Dynamics of Conformational Transition in Polymer Grafted Nanoparticles

PI Name: 
Subramanian Sankaranarayanan
PI Email: 
Argonne National Laboratory
Allocation Program: 
Allocation Hours at ALCF: 
170 Million
Research Domain: 
Materials Science
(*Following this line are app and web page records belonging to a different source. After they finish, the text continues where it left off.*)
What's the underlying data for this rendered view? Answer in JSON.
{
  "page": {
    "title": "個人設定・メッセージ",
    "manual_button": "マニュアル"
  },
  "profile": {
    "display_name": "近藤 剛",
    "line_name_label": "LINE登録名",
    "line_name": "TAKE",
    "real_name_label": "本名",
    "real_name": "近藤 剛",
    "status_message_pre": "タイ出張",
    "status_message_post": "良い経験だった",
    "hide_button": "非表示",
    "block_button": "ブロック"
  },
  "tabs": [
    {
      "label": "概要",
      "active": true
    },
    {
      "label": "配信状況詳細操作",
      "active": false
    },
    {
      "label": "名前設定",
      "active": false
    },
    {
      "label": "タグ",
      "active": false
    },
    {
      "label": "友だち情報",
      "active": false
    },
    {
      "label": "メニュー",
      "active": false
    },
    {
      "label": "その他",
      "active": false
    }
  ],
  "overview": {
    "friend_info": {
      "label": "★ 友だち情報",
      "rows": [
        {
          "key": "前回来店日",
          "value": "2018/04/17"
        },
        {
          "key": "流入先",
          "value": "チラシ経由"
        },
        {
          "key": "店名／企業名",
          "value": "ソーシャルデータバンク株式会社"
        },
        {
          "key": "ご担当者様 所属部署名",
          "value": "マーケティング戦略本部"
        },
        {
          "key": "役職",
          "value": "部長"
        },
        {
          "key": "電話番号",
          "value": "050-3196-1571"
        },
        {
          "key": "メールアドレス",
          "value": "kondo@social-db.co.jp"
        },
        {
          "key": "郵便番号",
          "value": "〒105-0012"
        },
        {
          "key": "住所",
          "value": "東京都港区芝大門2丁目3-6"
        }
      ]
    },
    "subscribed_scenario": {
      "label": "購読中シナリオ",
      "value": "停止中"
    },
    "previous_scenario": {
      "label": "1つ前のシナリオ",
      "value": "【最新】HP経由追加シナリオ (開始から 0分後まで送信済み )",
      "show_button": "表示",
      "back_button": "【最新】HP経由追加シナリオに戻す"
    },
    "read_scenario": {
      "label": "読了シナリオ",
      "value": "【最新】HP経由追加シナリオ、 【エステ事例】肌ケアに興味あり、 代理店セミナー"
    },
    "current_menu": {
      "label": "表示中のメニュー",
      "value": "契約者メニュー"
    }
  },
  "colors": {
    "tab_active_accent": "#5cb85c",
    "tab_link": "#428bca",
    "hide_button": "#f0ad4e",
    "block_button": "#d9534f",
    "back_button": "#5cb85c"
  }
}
Polymers are organic molecules and materials synthesized by linking together identical building blocks and are important across many utilization areas including life sciences, every day materials, and nanotechnology. The possibility of being able to engineer stimuli-sensitive polymers onto surfaces offers incredible potential in medical (wound dressing), bio-medical (medical devices, drug release, anti-bacterial coatings) and micro-engineering (micro-fluidics) applications. Building and engineering these polymer devises, however, is a complex task. Polymer grafted nanoparticles is an approach for controlling the design and functionality of polymers where the polymers are grafted (attached) onto nanoparticles. Properties of the synthesized polymer grafted nanoparticle depend not only on the polymer itself but also on the grafting density and interplay of chain deformation (stretching), excluded volume effects (properties/quality of solvent), and interactions between polymer and a substrate to which it is attached. As such, conformational dynamics (the natural movement of the polymer) are very important to the function and design of the polymer grafted nanoparticle yet the link between specific molecular (microscopic) and macroscopic properties is still not clearly understood. This project supports the use of computational techniques for understanding conformational dynamics by gaining atomistic level insights into the interactions between polymer-water and polymer-polymer and substrate-polymer. Results from these simulations will be compared with the ongoing experiments being carried out at the APS division at ANL. The outcome of the research will further our understanding of how to design, tune and control the functional properties of polymer coated nanoparticles.